Ever Heard of Advocacy Cards?
Advocacy cards. They don’t have quite the same ring as loyalty cards do, but maybe get used to the idea?
While advocacy cards are not a living, breathing thing, advocating for customers is fast becoming the new way retailers should approach customer relationship-building beyond simple loyalty efforts.
While a loyalty card program rewards consumers for quantity of goods and services bought, advocacy cards could go a step further to inform the qualitative aspect of the retailer-customer bond— rewarding shoppers who buy healthy foods, for example, with points, gift cards or other incentives.
Sounds like a daunting task for a retailer, but it’s one that all retail channels should think about.
Retailer advocacy for customers was discussed during the webinar “Top Food Trends for 2016.” Sponsored by The Food Institute and BMO Harris, the session was comoderated by Phil Lempert, known as the “SupermarketGuru,” and The Food Institute CEO Brian Todd.
In addition to citing consumers’ thirst for additional product information along with coming to grips that the “retail world is in flux,” Lempert said advocacy might be the new loyalty. In that spirit, “focus beyond relationships and think beyond loyalty to advocacy,” he said.
Your consumers are already vigilant when it comes to the food selection process—like vetting a political candidate. They abide by concepts of “free from” and “less is more,” the latter meaning products with five or fewer ingredients and no artificial ingredients. Foods labeled with health attributes saw sales increase 13%, said Lempert, citing the National Grocers Association-SupermarketGuru 2015 survey.

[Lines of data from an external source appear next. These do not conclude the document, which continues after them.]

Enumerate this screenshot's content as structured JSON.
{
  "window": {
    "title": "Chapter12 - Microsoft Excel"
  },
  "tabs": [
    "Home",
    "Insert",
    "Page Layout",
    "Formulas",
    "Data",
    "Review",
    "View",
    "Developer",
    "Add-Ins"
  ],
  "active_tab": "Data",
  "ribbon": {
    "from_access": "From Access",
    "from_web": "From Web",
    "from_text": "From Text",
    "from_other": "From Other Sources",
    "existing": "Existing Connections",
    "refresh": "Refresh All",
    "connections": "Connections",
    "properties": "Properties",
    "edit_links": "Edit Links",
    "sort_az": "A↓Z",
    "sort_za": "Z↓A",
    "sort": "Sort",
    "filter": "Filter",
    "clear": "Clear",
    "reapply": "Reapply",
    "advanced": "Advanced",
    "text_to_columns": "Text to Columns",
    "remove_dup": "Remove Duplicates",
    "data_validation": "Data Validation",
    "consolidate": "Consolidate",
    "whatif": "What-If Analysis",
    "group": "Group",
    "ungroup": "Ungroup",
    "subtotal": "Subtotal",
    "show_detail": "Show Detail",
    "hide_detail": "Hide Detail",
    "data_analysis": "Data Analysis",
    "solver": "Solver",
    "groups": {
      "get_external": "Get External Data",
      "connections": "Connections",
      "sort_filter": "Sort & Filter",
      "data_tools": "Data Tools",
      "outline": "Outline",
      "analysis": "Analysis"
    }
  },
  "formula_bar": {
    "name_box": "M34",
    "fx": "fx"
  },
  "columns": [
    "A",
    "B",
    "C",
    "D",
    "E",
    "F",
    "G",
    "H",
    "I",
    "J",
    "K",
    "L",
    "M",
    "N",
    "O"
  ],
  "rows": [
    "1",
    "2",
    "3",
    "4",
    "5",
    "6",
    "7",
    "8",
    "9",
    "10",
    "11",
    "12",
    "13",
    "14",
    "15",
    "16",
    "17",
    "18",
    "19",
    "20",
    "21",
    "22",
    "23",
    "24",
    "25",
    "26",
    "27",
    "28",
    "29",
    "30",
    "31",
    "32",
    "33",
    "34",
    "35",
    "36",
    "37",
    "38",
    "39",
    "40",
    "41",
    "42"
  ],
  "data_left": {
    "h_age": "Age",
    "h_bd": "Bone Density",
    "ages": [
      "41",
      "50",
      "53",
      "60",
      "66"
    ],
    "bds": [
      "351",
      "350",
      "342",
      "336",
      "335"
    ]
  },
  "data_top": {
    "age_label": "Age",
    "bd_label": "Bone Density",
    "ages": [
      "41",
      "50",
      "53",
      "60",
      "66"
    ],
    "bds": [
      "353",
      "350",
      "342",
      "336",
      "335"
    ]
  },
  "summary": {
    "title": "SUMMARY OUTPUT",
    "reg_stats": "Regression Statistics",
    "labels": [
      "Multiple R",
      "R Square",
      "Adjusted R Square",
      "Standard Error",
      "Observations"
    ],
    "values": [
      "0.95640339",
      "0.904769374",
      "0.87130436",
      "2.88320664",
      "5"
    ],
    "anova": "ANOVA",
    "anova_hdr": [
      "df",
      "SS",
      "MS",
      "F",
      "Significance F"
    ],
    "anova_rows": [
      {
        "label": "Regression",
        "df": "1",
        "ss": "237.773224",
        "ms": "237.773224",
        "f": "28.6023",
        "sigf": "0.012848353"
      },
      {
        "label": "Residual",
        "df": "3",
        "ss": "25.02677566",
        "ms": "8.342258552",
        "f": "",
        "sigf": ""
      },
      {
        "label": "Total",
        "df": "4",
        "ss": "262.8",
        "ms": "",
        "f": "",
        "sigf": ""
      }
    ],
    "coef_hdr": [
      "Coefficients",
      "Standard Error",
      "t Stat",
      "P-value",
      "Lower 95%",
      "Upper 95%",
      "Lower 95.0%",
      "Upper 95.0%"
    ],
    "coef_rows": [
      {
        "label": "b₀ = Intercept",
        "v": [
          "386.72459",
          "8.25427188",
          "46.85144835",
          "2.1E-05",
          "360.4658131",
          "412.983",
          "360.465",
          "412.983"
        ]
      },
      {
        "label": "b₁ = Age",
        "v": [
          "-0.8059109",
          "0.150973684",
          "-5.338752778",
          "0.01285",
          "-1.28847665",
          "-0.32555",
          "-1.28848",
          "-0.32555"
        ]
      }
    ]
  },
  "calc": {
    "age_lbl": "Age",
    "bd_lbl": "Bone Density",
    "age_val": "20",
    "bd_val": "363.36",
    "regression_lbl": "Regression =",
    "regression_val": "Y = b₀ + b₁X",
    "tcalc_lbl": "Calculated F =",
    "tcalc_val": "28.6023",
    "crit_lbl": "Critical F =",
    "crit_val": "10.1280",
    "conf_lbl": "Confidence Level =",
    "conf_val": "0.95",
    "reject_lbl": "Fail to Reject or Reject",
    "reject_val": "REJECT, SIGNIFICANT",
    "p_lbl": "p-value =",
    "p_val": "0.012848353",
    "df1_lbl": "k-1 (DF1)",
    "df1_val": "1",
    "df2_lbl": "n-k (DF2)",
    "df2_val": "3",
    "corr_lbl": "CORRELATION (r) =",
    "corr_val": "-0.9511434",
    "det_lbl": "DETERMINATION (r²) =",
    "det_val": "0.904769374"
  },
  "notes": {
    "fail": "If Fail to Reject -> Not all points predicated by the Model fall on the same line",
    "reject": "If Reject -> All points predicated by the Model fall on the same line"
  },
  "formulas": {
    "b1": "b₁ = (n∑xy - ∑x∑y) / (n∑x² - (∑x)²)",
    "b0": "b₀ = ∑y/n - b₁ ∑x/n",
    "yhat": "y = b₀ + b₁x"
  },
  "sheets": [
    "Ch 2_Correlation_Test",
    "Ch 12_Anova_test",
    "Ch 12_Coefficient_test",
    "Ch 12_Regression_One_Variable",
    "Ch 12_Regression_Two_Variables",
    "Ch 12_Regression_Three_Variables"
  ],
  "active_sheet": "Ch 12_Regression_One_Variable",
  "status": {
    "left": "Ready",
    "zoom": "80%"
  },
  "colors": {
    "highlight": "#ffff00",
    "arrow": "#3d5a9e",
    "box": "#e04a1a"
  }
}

The broad picture: A new way of eating will be defined by new proteins, algae, insects, vegetable, yeast, cricket flour and nut powders. Rewarding your customers for participating in the trend could incentivize those higher-margin items, and earn you goodwill and higher sales in the process.